### Activity:
The number needed is how many lines of the data hold the string "help". Give that number and nothing more.

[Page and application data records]
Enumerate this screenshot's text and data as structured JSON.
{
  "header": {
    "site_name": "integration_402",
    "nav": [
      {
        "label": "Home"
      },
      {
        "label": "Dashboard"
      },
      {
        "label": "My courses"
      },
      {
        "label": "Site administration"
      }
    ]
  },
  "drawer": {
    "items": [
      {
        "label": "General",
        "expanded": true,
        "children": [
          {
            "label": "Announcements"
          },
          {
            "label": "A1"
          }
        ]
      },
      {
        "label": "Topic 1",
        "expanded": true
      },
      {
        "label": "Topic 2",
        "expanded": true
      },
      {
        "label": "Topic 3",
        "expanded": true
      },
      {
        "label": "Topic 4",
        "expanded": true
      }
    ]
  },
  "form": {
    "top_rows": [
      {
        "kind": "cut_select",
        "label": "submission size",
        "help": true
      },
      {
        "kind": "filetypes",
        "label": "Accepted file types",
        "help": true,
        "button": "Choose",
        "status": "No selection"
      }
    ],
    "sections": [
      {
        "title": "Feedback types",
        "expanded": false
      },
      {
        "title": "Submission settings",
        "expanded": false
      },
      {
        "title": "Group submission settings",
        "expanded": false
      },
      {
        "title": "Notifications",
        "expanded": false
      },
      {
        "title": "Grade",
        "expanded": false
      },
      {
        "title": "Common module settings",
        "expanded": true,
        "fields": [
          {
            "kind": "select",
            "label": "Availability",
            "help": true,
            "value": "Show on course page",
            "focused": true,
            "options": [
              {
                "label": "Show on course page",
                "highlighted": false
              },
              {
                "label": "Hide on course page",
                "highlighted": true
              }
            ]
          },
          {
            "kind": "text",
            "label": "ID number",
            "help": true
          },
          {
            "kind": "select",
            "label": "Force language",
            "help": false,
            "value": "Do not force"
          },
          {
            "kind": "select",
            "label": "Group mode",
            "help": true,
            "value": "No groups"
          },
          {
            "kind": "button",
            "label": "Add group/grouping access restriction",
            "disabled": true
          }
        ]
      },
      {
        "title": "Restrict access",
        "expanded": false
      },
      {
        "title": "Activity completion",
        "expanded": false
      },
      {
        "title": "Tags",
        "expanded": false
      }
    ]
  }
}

### Solution to the problem:
6